  3. Assembling. Establishing the structure’s stiffness matrix and the forces applied by the nodes onto the elements according to their loading. This process is conducted by summation, in the RN space for vectors and RN x RN space for matrices, of the elementary stiffness matrices and the constraint force matrices: K=∑Ke and FB=∑FBe.

  4. Writing and solving the equation of displacements, which is the equilibrium equation of the nodes. The nodes are applying forces onto the elements, which leads to a displacement D (KD) and constraint forces, namely reaction forces, as a consequence of the loads directly applied to the elements (FB.) The nodes can be subjected to external forces that would be directly applied to the nodes (FN,) such as reaction forces at the support for instance. The general equation writes KD=F (with F=FN-FB.)

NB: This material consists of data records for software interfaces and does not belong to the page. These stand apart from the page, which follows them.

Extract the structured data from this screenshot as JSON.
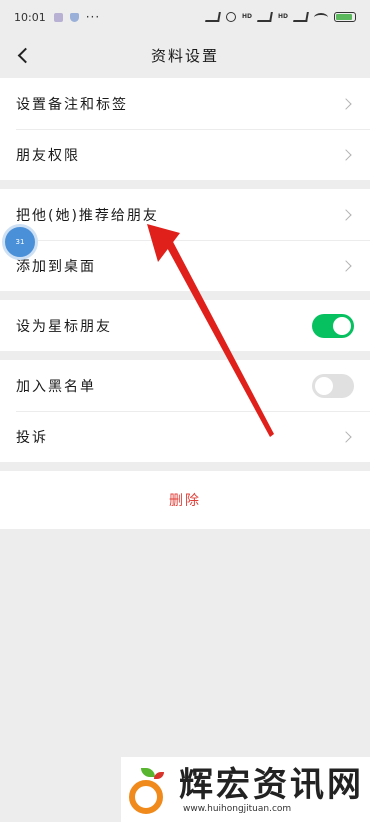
{
  "status_bar": {
    "time": "10:01",
    "more": "···",
    "hd1": "HD",
    "hd2": "HD",
    "battery_level": 0.9,
    "battery_color": "#5cb85c"
  },
  "header": {
    "title": "资料设置"
  },
  "groups": [
    {
      "rows": [
        {
          "label": "设置备注和标签"
        },
        {
          "label": "朋友权限"
        }
      ]
    },
    {
      "rows": [
        {
          "label": "把他(她)推荐给朋友"
        },
        {
          "label": "添加到桌面"
        }
      ]
    },
    {
      "rows": [
        {
          "label": "设为星标朋友",
          "toggle": "on"
        }
      ]
    },
    {
      "rows": [
        {
          "label": "加入黑名单",
          "toggle": "off"
        },
        {
          "label": "投诉"
        }
      ]
    }
  ],
  "delete_label": "删除",
  "float_ball_text": "31",
  "watermark": {
    "title": "辉宏资讯网",
    "url": "www.huihongjituan.com"
  },
  "colors": {
    "accent_green": "#07c160",
    "delete_red": "#e0413b",
    "arrow_red": "#e0201a"
  }
}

  5. Solving: displacement calculations: D=K-1F. In practice, one must distinguish the degrees of freedom with known values (the supports) from the others. Let D1 denote the unknown degrees of freedom and D2 the known degrees of freedom. One then organizes the working space in a way that the unknowns are first.

    The general equation then reads:

    In this equation, F1 and D2 are known. One must then calculate

    then F2.

  6. Knowing the displacements, it is possible to determine the efforts in the elements by using the fundamental behavior equations of each element. 

Geometry and meshing (triangular finite elements and nodes.)

This guideline describes the available tools often used in the computational FE software in statics and dynamics. To save space and be as clear as possible, we have chosen not to introduce any problem related to interstitial flow despite their great interest in geotechnical work. Regarding the difficulty of modeling, the geotechnical field (also covered by the FE method) raises challenges, on the one hand, analogous to the issues met in dynamics of structures (choosing the time discretization,) and on the other hand, elastoplastic issues (heterogeneous permeability, boundary between saturated and non-saturated zones, etc.).

The FE method is a tool for numerical calculations. The modelling prior to solving can rely on all the principles of the preexisting structural analysis.